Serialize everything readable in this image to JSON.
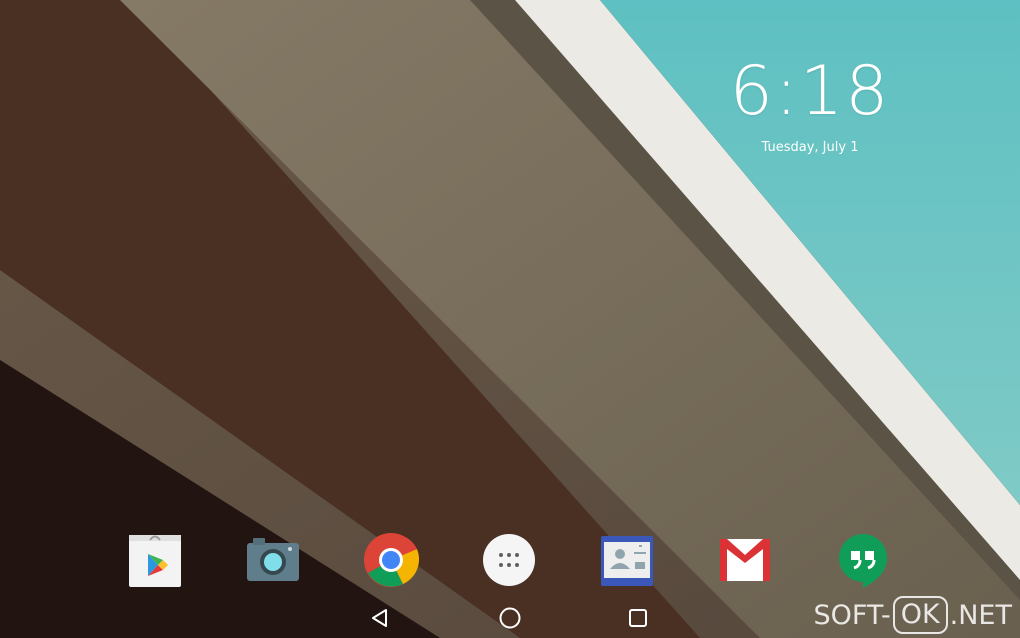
{
  "lockscreen": {
    "time": "6:18",
    "date": "Tuesday, July 1"
  },
  "dock": {
    "apps": [
      {
        "name": "Play Store",
        "icon": "play-store-icon"
      },
      {
        "name": "Camera",
        "icon": "camera-icon"
      },
      {
        "name": "Chrome",
        "icon": "chrome-icon"
      },
      {
        "name": "All Apps",
        "icon": "app-drawer-icon"
      },
      {
        "name": "Contacts",
        "icon": "contacts-icon"
      },
      {
        "name": "Gmail",
        "icon": "gmail-icon"
      },
      {
        "name": "Hangouts",
        "icon": "hangouts-icon"
      }
    ]
  },
  "navbar": {
    "buttons": [
      "back-icon",
      "home-icon",
      "recents-icon"
    ]
  },
  "watermark": {
    "part1": "SOFT-",
    "part2": "OK",
    "part3": ".NET"
  },
  "colors": {
    "sky": "#6fc4c2",
    "beam_light": "#ecebe5",
    "beam_mid": "#736a5b",
    "beam_dark": "#4a3024",
    "shadow": "#271914"
  }
}
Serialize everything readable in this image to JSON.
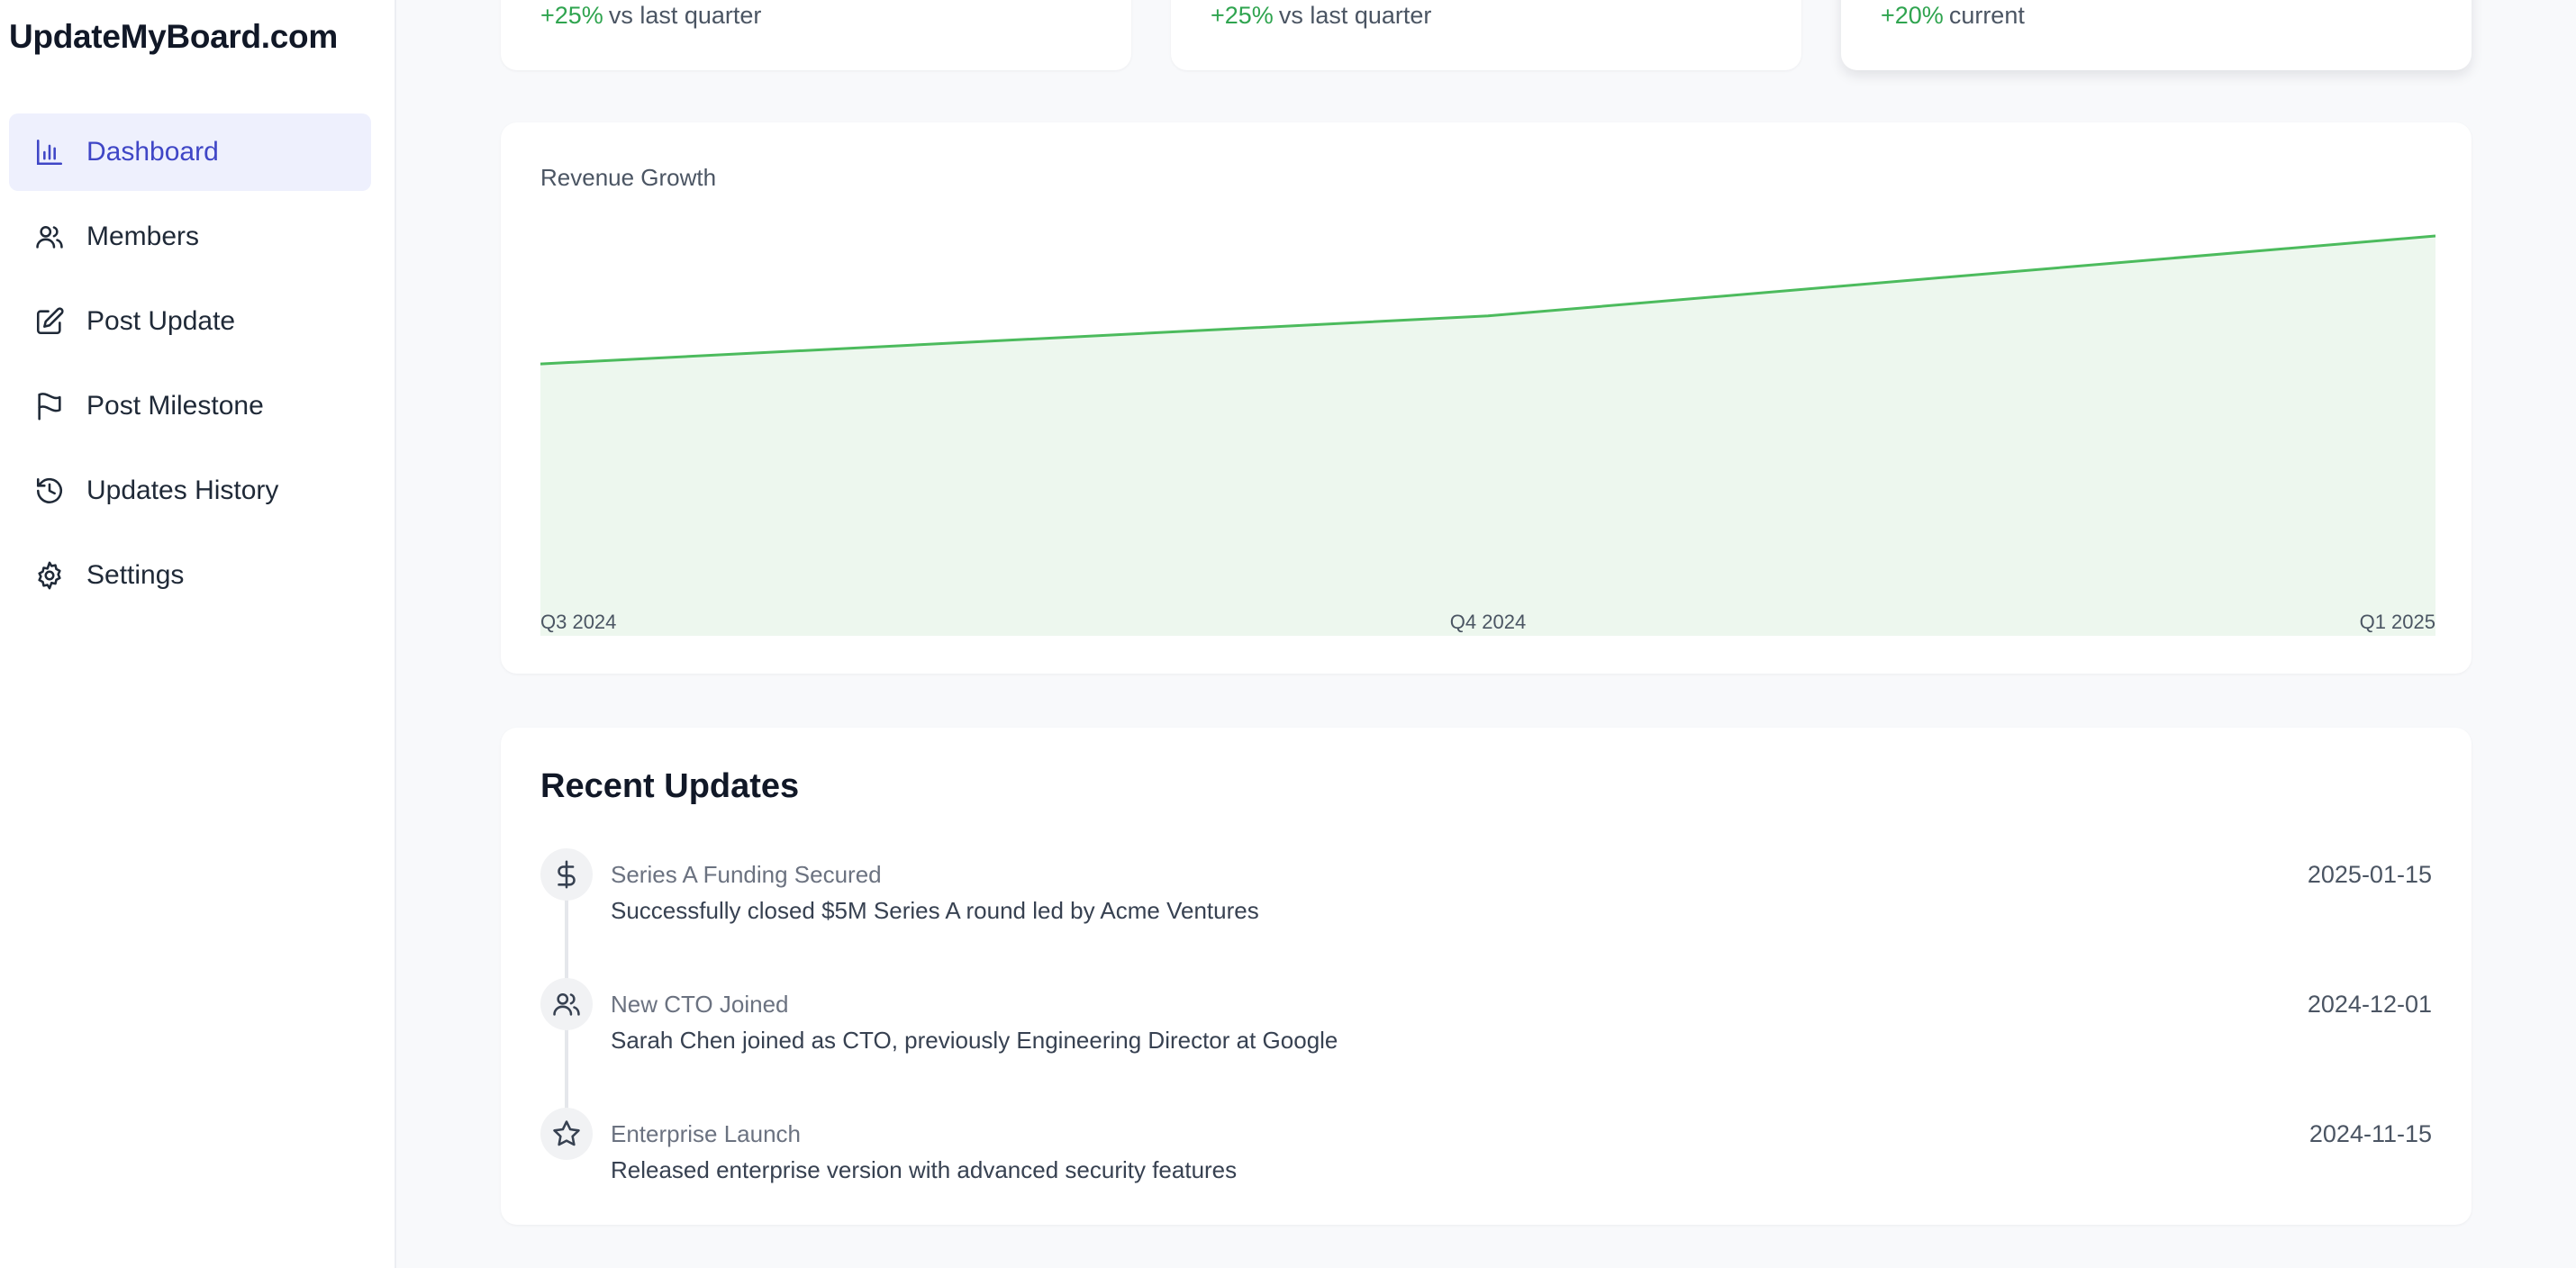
{
  "app": {
    "brand": "UpdateMyBoard.com"
  },
  "sidebar": {
    "items": [
      {
        "label": "Dashboard",
        "icon": "bar-chart-icon",
        "active": true
      },
      {
        "label": "Members",
        "icon": "users-icon"
      },
      {
        "label": "Post Update",
        "icon": "edit-icon"
      },
      {
        "label": "Post Milestone",
        "icon": "flag-icon"
      },
      {
        "label": "Updates History",
        "icon": "history-icon"
      },
      {
        "label": "Settings",
        "icon": "gear-icon"
      }
    ]
  },
  "stats": [
    {
      "delta": "+25%",
      "caption": "vs last quarter"
    },
    {
      "delta": "+25%",
      "caption": "vs last quarter"
    },
    {
      "delta": "+20%",
      "caption": "current"
    }
  ],
  "revenue_chart": {
    "title": "Revenue Growth"
  },
  "chart_data": {
    "type": "area",
    "title": "Revenue Growth",
    "categories": [
      "Q3 2024",
      "Q4 2024",
      "Q1 2025"
    ],
    "series": [
      {
        "values": [
          0.68,
          0.8,
          1.0
        ]
      }
    ],
    "ylim": [
      0,
      1.0
    ],
    "grid": false,
    "line_color": "#4cbb5d",
    "fill_color": "#edf7ee"
  },
  "recent_updates": {
    "title": "Recent Updates",
    "items": [
      {
        "icon": "dollar-icon",
        "title": "Series A Funding Secured",
        "description": "Successfully closed $5M Series A round led by Acme Ventures",
        "date": "2025-01-15"
      },
      {
        "icon": "users-icon",
        "title": "New CTO Joined",
        "description": "Sarah Chen joined as CTO, previously Engineering Director at Google",
        "date": "2024-12-01"
      },
      {
        "icon": "star-icon",
        "title": "Enterprise Launch",
        "description": "Released enterprise version with advanced security features",
        "date": "2024-11-15"
      }
    ]
  },
  "colors": {
    "accent": "#3f46c6",
    "accent_bg": "#eef0fd",
    "positive": "#2fa44f"
  }
}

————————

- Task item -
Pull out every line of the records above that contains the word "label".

- Exercise result -
        "label": "Dashboard",
        "label": "Members",
        "label": "Post Update",
        "label": "Post Milestone",
        "label": "Updates History",
        "label": "Settings",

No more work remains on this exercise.